Trade Cabinet Secretary Moses Kuria’s plan to make membership to the Kenya National Chamber of Commerce and Industry (KNCCI) mandatory for small-scale businesses is unfair to them as it is an unnecessary cost, especially amid tough economic times.
Besides being unfair and misguided, it is also not the responsibility of the government to dictate to the business community which lobby they should join.
Joining the KNCCI, or any other private club, should remain voluntary. The CS should let the lobby convince businesses why they should be members by coming up with benefits attractive to SMEs. The lobby should also outline its track record of helping businesses to grow as a way of attracting new members.
KNCCI is a private outfit, albeit not-for-profit and limited by guarantee, and is not a government agency. Forcing it down the throats of traders is, therefore, a violation of their rights. It goes against the doctrine of freedom of association that is enshrined in the Constitution.
Worse, KNCCI membership will come at an additional cost to the traders. The cost of doing business in Kenya is already too high for the private sector. Instead of burdening traders, Mr Kuria should be concerned with making the local business environment conducive to investment.
The CS should cease his authoritarian style in running the ministry and allow businesses to thrive.

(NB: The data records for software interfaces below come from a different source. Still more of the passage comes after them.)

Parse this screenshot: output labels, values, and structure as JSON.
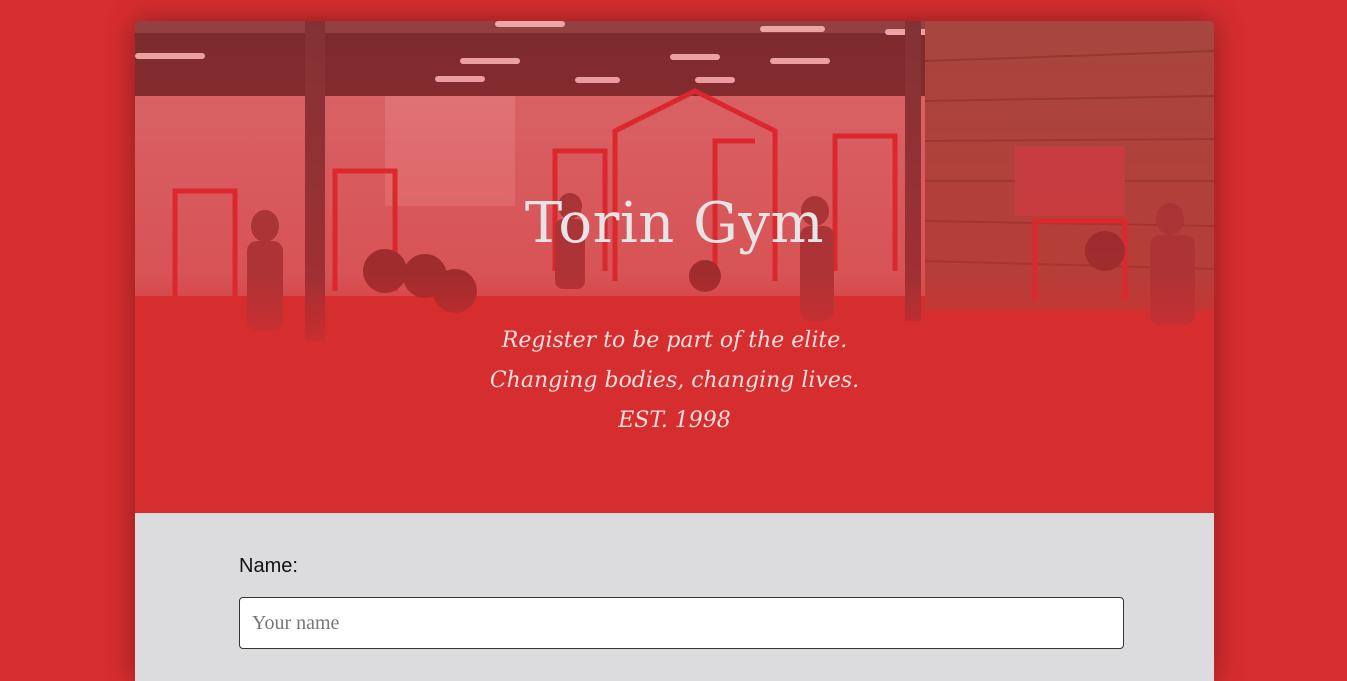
{
  "hero": {
    "title": "Torin Gym",
    "tagline": [
      "Register to be part of the elite.",
      "Changing bodies, changing lives.",
      "EST. 1998"
    ]
  },
  "form": {
    "name_label": "Name:",
    "name_placeholder": "Your name",
    "name_value": ""
  },
  "colors": {
    "background": "#d62d2f",
    "form_background": "#dcdcde",
    "title_text": "#e8e4e6"
  }
}
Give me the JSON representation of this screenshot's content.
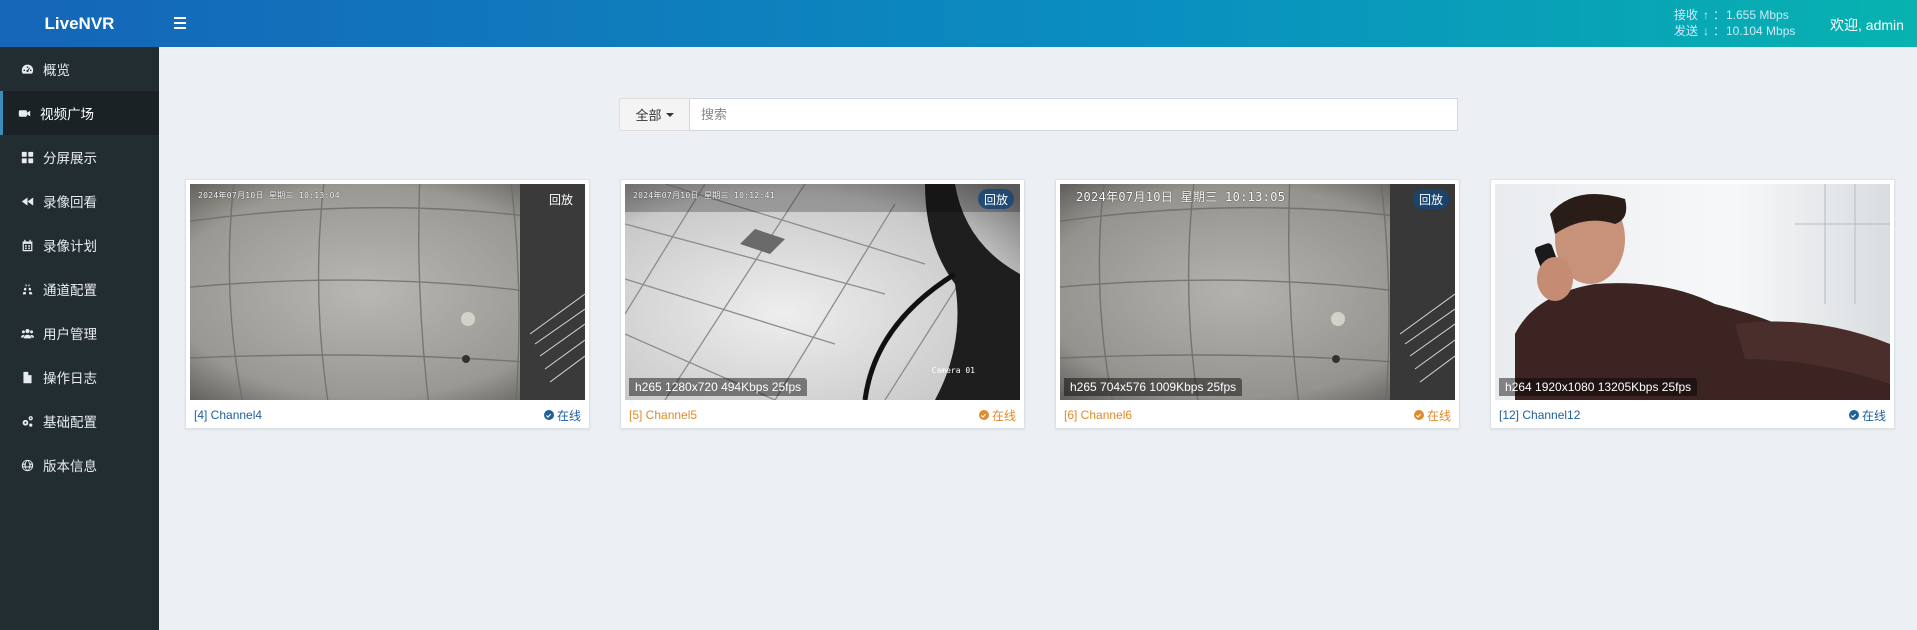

There are very serious things that his ministry should be dealing with—including coming up with policies that support businesses to recover from the shocks of the Covid-19 pandemic, the five-year drought and unfriendly foreign exchange rates, among others—not choosing private clubs for struggling traders to pay to join.